In 1628, he joined the service of A. von Wallenstein, in Sagan (Silesia), who promised him, in vain, to compensate him for the debt owed to it by the Crown over the years. A month before his death, victim of the fever, Kepler had left Silesia in search of a new job.
The first stage in the work of Kepler, developed during his years in Graz, focused on the problems associated with the planetary orbits, as well as variable speeds with the planets through them for what came from the Pythagorean conception according to which the world is governed on the basis of a pre-established harmony. After trying to an arithmetic solution of the issue, thought he found a geometric response relating the intervals between the orbits of the six planets then known as the five regular solids. He judged to have thus resolved a "cosmografico mystery" which he exhibited in his first work, Mysterium cosmographicum (cosmografico mystery, 1596), which sent a copy to Brahe and other to Galileo, which maintained a sporadic epistolary relationship and who joined in the Copernican advocacy.
During the time he remained in Prague, Kepler did a remarkable job in the field of Optics: it stated a first satisfactory approximation of the law of refraction, distinguished for the first time clearly between the physical problems of vision and its physiological aspects, and analyzed the geometrical aspect of various optical systems.

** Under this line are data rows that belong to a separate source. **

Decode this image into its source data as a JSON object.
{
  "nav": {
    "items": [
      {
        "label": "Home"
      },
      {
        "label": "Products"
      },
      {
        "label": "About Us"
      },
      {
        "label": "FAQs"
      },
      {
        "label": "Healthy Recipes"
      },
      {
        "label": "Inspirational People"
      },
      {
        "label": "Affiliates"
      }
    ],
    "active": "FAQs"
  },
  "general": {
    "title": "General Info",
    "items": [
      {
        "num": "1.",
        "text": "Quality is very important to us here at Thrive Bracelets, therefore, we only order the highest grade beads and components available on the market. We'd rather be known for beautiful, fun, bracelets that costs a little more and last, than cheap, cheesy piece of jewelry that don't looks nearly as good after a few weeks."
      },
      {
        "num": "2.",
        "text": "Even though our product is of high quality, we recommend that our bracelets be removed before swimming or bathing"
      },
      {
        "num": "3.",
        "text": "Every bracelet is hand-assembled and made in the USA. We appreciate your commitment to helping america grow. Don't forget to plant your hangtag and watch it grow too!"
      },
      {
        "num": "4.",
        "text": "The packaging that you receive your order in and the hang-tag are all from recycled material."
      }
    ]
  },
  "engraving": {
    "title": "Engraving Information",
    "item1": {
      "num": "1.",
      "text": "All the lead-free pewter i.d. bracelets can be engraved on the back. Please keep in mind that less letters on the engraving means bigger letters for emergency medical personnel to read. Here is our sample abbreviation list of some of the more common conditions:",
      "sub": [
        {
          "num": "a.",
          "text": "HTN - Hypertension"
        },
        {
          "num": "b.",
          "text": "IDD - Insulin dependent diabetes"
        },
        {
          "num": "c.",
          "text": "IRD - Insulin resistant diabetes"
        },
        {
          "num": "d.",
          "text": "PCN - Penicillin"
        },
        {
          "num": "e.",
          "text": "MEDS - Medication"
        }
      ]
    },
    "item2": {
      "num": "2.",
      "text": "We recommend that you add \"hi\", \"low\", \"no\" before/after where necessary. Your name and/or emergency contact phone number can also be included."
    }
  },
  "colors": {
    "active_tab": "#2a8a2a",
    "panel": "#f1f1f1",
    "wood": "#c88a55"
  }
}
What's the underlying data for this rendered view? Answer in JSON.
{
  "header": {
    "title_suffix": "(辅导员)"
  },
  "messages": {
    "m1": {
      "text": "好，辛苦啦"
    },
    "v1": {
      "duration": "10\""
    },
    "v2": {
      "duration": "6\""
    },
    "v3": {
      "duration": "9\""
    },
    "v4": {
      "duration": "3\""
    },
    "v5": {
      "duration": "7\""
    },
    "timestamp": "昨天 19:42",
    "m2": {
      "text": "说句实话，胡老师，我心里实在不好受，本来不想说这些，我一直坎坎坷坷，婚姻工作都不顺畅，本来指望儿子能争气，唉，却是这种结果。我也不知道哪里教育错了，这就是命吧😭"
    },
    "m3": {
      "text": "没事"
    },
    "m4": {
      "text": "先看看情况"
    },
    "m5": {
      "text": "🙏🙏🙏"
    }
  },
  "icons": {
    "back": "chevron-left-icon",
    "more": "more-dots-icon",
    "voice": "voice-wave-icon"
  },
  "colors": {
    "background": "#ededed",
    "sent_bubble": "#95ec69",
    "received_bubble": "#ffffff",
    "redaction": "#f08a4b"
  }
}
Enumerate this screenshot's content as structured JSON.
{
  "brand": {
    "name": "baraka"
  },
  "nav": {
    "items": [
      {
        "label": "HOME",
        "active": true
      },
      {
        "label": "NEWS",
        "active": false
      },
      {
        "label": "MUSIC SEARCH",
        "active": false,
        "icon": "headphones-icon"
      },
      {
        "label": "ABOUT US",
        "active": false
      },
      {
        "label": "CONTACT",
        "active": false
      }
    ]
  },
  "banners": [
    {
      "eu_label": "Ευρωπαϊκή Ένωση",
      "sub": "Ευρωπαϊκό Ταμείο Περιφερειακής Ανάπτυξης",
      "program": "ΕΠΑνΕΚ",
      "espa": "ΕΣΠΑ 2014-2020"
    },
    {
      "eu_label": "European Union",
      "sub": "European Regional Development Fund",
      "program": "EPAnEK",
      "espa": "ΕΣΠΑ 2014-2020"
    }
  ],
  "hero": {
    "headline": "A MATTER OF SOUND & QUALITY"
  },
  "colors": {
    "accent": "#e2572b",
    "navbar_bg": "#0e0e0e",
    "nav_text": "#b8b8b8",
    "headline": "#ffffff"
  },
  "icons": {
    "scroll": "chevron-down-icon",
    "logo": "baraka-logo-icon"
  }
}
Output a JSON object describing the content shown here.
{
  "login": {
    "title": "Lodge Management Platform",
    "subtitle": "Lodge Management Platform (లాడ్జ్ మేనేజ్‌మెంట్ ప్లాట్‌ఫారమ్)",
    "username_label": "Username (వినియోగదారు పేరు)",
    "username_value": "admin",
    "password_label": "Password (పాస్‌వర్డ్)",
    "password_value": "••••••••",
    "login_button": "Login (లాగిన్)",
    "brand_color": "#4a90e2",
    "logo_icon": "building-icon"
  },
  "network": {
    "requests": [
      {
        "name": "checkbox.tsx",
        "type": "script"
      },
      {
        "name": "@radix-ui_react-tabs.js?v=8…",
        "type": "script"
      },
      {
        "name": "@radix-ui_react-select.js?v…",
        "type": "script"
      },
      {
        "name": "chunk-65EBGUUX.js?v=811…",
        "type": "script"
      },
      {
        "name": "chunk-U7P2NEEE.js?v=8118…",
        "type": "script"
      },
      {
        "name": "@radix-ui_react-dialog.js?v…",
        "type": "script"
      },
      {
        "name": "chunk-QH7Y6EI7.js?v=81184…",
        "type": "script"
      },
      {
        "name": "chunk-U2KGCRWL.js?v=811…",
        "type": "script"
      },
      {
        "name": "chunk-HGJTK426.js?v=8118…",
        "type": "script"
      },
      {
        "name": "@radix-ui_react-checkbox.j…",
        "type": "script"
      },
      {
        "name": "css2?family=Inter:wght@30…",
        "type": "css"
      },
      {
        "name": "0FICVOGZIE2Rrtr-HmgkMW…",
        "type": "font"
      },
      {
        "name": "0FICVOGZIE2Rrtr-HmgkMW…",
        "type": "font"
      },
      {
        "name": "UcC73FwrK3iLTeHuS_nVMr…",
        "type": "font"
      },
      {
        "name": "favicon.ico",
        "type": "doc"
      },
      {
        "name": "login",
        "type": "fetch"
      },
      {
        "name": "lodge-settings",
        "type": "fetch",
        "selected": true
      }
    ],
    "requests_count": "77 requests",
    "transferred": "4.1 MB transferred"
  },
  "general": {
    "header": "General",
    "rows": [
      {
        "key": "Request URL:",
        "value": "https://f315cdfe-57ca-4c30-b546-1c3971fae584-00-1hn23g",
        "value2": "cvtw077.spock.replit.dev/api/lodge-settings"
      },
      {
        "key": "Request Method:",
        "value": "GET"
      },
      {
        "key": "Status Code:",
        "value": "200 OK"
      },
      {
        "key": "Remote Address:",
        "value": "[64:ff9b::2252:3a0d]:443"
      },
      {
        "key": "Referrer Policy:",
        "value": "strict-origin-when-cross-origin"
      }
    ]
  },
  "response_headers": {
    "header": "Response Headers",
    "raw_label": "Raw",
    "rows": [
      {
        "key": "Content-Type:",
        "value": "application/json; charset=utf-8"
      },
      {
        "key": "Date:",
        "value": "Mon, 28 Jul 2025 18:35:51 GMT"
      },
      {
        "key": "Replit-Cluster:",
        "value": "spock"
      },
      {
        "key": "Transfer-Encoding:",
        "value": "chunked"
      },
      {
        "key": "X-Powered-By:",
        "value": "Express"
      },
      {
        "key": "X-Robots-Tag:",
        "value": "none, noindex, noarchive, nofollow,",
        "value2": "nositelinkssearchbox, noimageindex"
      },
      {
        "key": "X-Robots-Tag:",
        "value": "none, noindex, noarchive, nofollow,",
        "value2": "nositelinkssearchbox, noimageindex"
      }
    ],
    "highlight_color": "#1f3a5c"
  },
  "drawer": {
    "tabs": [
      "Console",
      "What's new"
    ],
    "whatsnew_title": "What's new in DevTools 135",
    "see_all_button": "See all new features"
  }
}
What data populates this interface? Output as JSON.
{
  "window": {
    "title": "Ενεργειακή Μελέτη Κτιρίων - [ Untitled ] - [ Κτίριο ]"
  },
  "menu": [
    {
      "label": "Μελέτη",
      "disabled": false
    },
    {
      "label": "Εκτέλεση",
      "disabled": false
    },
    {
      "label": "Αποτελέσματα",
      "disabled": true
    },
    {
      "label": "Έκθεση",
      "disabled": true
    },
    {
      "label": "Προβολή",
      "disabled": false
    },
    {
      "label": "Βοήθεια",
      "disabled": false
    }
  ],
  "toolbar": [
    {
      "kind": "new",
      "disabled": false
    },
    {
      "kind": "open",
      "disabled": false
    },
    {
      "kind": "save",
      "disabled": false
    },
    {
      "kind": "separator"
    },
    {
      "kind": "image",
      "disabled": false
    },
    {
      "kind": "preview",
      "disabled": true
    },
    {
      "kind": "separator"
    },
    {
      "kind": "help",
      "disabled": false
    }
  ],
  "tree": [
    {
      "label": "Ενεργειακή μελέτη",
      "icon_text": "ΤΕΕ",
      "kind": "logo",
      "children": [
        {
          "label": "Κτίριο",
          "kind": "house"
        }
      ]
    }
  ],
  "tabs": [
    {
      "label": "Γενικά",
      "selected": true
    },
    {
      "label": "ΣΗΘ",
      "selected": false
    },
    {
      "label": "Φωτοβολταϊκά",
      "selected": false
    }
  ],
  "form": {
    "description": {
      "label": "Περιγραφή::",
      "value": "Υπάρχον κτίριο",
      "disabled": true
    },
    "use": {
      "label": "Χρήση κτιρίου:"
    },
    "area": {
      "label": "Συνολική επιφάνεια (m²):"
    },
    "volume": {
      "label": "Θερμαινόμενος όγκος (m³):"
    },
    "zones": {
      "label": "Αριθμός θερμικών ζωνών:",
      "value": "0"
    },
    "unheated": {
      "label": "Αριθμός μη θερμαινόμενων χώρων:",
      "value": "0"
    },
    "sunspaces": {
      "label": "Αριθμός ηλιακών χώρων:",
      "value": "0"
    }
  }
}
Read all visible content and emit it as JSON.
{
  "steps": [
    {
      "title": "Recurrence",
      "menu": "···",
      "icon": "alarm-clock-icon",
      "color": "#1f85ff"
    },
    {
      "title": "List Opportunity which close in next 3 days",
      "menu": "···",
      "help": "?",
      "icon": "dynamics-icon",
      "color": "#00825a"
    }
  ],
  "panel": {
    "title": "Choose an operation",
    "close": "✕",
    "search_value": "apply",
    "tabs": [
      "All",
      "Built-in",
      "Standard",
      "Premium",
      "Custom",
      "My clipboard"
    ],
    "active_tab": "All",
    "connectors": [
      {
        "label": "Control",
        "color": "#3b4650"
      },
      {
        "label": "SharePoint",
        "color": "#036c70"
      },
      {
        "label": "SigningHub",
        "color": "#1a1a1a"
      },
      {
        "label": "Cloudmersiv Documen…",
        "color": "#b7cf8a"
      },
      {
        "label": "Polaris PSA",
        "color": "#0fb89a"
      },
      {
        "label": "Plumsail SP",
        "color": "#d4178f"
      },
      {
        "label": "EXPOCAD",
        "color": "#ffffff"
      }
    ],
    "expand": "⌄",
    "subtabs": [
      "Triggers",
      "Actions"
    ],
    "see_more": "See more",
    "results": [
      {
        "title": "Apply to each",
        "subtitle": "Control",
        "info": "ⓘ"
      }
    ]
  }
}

But the most important work of Kepler was the revision of the cosmological diagrams known from the vast amount of points accumulated by Brahe (in particular, those relating to Mars), work which led to the publication, in 1609, of the astronomy nova (new astronomy), the work containing two first called Kepler's laws, relating to the ellipticity of the orbit and the equality of the swept areas , in equal times, by vectors rays that unite the planets with the Sun.
Culminated his work during their stay in Linz, where he enunciated the third of its laws, which numerically related periods of revolution of the planets with their middle Sun distances; published in 1619 in you Harmonices mundi (on the harmony of the world), as one of the harmonies of nature, whose secret believed to have managed to reveal thanks to a peculiar synthesis of astronomy, music, and geometry.